Stored records:
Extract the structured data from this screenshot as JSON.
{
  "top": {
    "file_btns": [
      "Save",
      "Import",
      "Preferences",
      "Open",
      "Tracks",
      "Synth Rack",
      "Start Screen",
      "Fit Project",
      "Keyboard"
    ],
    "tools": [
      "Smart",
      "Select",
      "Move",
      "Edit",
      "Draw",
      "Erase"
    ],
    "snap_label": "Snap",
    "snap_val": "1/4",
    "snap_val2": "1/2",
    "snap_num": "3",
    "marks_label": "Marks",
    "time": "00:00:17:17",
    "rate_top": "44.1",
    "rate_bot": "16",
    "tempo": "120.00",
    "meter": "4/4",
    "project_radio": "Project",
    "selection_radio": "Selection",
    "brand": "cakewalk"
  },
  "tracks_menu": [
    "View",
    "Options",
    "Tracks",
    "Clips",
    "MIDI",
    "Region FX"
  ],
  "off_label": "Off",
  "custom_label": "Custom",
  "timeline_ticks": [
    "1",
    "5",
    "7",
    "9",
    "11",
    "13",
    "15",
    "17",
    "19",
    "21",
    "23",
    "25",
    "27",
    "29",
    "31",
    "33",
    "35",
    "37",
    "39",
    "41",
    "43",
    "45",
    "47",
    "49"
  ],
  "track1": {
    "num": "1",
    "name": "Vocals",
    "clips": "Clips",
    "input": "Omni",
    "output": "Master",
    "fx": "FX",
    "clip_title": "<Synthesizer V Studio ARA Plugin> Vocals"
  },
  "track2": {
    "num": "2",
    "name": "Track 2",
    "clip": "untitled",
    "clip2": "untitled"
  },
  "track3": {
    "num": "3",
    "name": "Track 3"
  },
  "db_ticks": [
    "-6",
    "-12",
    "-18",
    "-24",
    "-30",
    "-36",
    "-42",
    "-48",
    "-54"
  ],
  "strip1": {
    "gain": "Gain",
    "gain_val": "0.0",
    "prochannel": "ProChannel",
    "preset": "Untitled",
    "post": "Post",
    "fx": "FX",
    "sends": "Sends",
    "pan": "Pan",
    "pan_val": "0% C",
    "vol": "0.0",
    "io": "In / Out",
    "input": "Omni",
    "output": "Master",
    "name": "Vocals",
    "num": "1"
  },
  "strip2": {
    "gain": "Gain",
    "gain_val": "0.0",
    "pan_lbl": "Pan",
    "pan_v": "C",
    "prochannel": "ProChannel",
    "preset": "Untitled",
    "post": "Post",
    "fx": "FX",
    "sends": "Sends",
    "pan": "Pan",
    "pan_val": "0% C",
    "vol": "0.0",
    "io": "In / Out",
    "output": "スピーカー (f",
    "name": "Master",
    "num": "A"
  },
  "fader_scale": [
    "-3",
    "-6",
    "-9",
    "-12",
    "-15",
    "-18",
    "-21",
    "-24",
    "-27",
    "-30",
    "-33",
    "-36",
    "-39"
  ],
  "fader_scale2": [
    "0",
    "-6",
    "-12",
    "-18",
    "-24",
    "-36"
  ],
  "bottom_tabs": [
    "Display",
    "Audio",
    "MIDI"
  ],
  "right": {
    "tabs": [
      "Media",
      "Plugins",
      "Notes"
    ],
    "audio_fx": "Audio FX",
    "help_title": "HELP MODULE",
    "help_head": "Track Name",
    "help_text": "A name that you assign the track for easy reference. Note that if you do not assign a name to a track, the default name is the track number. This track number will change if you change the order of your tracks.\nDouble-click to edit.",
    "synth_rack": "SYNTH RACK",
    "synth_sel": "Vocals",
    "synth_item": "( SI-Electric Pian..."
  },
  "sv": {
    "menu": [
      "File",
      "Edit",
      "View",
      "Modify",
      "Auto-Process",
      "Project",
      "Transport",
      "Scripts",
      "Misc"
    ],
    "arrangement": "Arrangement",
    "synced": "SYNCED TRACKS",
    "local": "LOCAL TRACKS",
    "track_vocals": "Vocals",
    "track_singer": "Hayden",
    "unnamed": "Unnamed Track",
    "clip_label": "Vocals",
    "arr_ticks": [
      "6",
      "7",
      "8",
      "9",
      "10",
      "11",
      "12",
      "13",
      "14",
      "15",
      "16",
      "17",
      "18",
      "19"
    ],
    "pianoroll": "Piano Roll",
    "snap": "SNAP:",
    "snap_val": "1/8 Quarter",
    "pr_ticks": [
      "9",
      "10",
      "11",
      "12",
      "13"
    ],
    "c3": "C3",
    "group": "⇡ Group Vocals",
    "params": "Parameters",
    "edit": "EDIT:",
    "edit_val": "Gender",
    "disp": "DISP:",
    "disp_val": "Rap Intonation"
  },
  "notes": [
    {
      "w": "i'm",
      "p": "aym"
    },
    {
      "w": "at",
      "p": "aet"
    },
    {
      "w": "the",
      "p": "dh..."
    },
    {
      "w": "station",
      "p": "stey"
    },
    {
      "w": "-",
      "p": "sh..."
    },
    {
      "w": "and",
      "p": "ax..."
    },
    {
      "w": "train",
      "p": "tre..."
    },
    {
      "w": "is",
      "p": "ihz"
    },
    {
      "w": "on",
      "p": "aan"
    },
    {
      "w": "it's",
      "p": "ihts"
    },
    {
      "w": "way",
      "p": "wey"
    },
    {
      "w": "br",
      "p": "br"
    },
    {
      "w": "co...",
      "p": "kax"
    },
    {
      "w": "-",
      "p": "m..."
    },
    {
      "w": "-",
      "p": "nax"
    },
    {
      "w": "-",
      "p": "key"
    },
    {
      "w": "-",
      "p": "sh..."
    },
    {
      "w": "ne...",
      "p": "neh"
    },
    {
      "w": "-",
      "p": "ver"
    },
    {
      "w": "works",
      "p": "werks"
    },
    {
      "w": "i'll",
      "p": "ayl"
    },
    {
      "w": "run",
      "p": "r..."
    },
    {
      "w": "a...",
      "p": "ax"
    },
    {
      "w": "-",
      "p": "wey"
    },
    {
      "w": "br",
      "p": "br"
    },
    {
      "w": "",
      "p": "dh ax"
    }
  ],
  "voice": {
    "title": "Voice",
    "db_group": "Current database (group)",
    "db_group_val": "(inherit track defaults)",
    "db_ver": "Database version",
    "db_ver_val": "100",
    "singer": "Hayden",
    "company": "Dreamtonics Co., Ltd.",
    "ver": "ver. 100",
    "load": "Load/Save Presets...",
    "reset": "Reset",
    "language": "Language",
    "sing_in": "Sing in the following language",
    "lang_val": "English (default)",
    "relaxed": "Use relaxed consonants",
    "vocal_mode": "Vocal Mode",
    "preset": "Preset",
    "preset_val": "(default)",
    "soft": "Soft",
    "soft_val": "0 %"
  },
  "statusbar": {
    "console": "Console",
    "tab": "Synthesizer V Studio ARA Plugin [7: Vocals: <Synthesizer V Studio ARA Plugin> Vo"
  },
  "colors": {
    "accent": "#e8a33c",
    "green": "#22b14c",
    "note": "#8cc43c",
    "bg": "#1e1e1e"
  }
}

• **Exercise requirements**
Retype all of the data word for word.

• **Solution to this exercise**
Extract the structured data from this screenshot as JSON.
{
  "top": {
    "file_btns": [
      "Save",
      "Import",
      "Preferences",
      "Open",
      "Tracks",
      "Synth Rack",
      "Start Screen",
      "Fit Project",
      "Keyboard"
    ],
    "tools": [
      "Smart",
      "Select",
      "Move",
      "Edit",
      "Draw",
      "Erase"
    ],
    "snap_label": "Snap",
    "snap_val": "1/4",
    "snap_val2": "1/2",
    "snap_num": "3",
    "marks_label": "Marks",
    "time": "00:00:17:17",
    "rate_top": "44.1",
    "rate_bot": "16",
    "tempo": "120.00",
    "meter": "4/4",
    "project_radio": "Project",
    "selection_radio": "Selection",
    "brand": "cakewalk"
  },
  "tracks_menu": [
    "View",
    "Options",
    "Tracks",
    "Clips",
    "MIDI",
    "Region FX"
  ],
  "off_label": "Off",
  "custom_label": "Custom",
  "timeline_ticks": [
    "1",
    "5",
    "7",
    "9",
    "11",
    "13",
    "15",
    "17",
    "19",
    "21",
    "23",
    "25",
    "27",
    "29",
    "31",
    "33",
    "35",
    "37",
    "39",
    "41",
    "43",
    "45",
    "47",
    "49"
  ],
  "track1": {
    "num": "1",
    "name": "Vocals",
    "clips": "Clips",
    "input": "Omni",
    "output": "Master",
    "fx": "FX",
    "clip_title": "<Synthesizer V Studio ARA Plugin> Vocals"
  },
  "track2": {
    "num": "2",
    "name": "Track 2",
    "clip": "untitled",
    "clip2": "untitled"
  },
  "track3": {
    "num": "3",
    "name": "Track 3"
  },
  "db_ticks": [
    "-6",
    "-12",
    "-18",
    "-24",
    "-30",
    "-36",
    "-42",
    "-48",
    "-54"
  ],
  "strip1": {
    "gain": "Gain",
    "gain_val": "0.0",
    "prochannel": "ProChannel",
    "preset": "Untitled",
    "post": "Post",
    "fx": "FX",
    "sends": "Sends",
    "pan": "Pan",
    "pan_val": "0% C",
    "vol": "0.0",
    "io": "In / Out",
    "input": "Omni",
    "output": "Master",
    "name": "Vocals",
    "num": "1"
  },
  "strip2": {
    "gain": "Gain",
    "gain_val": "0.0",
    "pan_lbl": "Pan",
    "pan_v": "C",
    "prochannel": "ProChannel",
    "preset": "Untitled",
    "post": "Post",
    "fx": "FX",
    "sends": "Sends",
    "pan": "Pan",
    "pan_val": "0% C",
    "vol": "0.0",
    "io": "In / Out",
    "output": "スピーカー (f",
    "name": "Master",
    "num": "A"
  },
  "fader_scale": [
    "-3",
    "-6",
    "-9",
    "-12",
    "-15",
    "-18",
    "-21",
    "-24",
    "-27",
    "-30",
    "-33",
    "-36",
    "-39"
  ],
  "fader_scale2": [
    "0",
    "-6",
    "-12",
    "-18",
    "-24",
    "-36"
  ],
  "bottom_tabs": [
    "Display",
    "Audio",
    "MIDI"
  ],
  "right": {
    "tabs": [
      "Media",
      "Plugins",
      "Notes"
    ],
    "audio_fx": "Audio FX",
    "help_title": "HELP MODULE",
    "help_head": "Track Name",
    "help_text": "A name that you assign the track for easy reference. Note that if you do not assign a name to a track, the default name is the track number. This track number will change if you change the order of your tracks.\nDouble-click to edit.",
    "synth_rack": "SYNTH RACK",
    "synth_sel": "Vocals",
    "synth_item": "( SI-Electric Pian..."
  },
  "sv": {
    "menu": [
      "File",
      "Edit",
      "View",
      "Modify",
      "Auto-Process",
      "Project",
      "Transport",
      "Scripts",
      "Misc"
    ],
    "arrangement": "Arrangement",
    "synced": "SYNCED TRACKS",
    "local": "LOCAL TRACKS",
    "track_vocals": "Vocals",
    "track_singer": "Hayden",
    "unnamed": "Unnamed Track",
    "clip_label": "Vocals",
    "arr_ticks": [
      "6",
      "7",
      "8",
      "9",
      "10",
      "11",
      "12",
      "13",
      "14",
      "15",
      "16",
      "17",
      "18",
      "19"
    ],
    "pianoroll": "Piano Roll",
    "snap": "SNAP:",
    "snap_val": "1/8 Quarter",
    "pr_ticks": [
      "9",
      "10",
      "11",
      "12",
      "13"
    ],
    "c3": "C3",
    "group": "⇡ Group Vocals",
    "params": "Parameters",
    "edit": "EDIT:",
    "edit_val": "Gender",
    "disp": "DISP:",
    "disp_val": "Rap Intonation"
  },
  "notes": [
    {
      "w": "i'm",
      "p": "aym"
    },
    {
      "w": "at",
      "p": "aet"
    },
    {
      "w": "the",
      "p": "dh..."
    },
    {
      "w": "station",
      "p": "stey"
    },
    {
      "w": "-",
      "p": "sh..."
    },
    {
      "w": "and",
      "p": "ax..."
    },
    {
      "w": "train",
      "p": "tre..."
    },
    {
      "w": "is",
      "p": "ihz"
    },
    {
      "w": "on",
      "p": "aan"
    },
    {
      "w": "it's",
      "p": "ihts"
    },
    {
      "w": "way",
      "p": "wey"
    },
    {
      "w": "br",
      "p": "br"
    },
    {
      "w": "co...",
      "p": "kax"
    },
    {
      "w": "-",
      "p": "m..."
    },
    {
      "w": "-",
      "p": "nax"
    },
    {
      "w": "-",
      "p": "key"
    },
    {
      "w": "-",
      "p": "sh..."
    },
    {
      "w": "ne...",
      "p": "neh"
    },
    {
      "w": "-",
      "p": "ver"
    },
    {
      "w": "works",
      "p": "werks"
    },
    {
      "w": "i'll",
      "p": "ayl"
    },
    {
      "w": "run",
      "p": "r..."
    },
    {
      "w": "a...",
      "p": "ax"
    },
    {
      "w": "-",
      "p": "wey"
    },
    {
      "w": "br",
      "p": "br"
    },
    {
      "w": "",
      "p": "dh ax"
    }
  ],
  "voice": {
    "title": "Voice",
    "db_group": "Current database (group)",
    "db_group_val": "(inherit track defaults)",
    "db_ver": "Database version",
    "db_ver_val": "100",
    "singer": "Hayden",
    "company": "Dreamtonics Co., Ltd.",
    "ver": "ver. 100",
    "load": "Load/Save Presets...",
    "reset": "Reset",
    "language": "Language",
    "sing_in": "Sing in the following language",
    "lang_val": "English (default)",
    "relaxed": "Use relaxed consonants",
    "vocal_mode": "Vocal Mode",
    "preset": "Preset",
    "preset_val": "(default)",
    "soft": "Soft",
    "soft_val": "0 %"
  },
  "statusbar": {
    "console": "Console",
    "tab": "Synthesizer V Studio ARA Plugin [7: Vocals: <Synthesizer V Studio ARA Plugin> Vo"
  },
  "colors": {
    "accent": "#e8a33c",
    "green": "#22b14c",
    "note": "#8cc43c",
    "bg": "#1e1e1e"
  }
}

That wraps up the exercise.